### What to work on
Only a number is expected in reply: the number of lines below that include the word "Default".

Data for analysis START

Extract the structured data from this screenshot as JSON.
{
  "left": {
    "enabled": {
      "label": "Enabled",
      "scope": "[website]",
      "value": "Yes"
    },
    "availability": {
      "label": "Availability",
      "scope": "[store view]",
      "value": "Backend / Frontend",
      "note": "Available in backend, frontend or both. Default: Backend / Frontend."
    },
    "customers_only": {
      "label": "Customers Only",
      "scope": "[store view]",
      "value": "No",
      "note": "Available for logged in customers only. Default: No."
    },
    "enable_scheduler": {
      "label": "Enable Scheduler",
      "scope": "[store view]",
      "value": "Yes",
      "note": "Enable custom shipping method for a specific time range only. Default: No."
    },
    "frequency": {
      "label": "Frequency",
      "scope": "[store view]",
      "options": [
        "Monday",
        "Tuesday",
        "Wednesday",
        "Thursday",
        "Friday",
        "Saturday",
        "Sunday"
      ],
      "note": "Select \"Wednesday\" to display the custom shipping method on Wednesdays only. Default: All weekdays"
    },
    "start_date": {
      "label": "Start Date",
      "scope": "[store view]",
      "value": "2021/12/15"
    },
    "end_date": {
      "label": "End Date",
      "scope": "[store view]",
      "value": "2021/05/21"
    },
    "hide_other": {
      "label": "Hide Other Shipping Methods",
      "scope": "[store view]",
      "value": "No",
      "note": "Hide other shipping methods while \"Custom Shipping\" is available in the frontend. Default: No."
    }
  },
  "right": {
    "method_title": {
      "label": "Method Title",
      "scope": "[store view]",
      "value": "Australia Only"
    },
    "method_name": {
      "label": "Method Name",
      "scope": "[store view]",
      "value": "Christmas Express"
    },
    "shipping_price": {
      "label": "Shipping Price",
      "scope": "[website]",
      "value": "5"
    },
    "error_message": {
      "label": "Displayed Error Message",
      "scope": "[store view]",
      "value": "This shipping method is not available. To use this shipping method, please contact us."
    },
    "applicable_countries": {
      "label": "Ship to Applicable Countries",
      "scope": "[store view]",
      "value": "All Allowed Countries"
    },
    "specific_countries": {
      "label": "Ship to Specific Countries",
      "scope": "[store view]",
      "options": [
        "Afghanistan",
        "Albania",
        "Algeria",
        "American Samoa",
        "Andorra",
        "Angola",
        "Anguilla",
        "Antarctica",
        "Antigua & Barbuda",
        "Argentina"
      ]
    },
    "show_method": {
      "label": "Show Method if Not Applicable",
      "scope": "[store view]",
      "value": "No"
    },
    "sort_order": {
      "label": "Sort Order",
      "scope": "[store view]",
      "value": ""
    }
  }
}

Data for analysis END

### Output of the exercise
5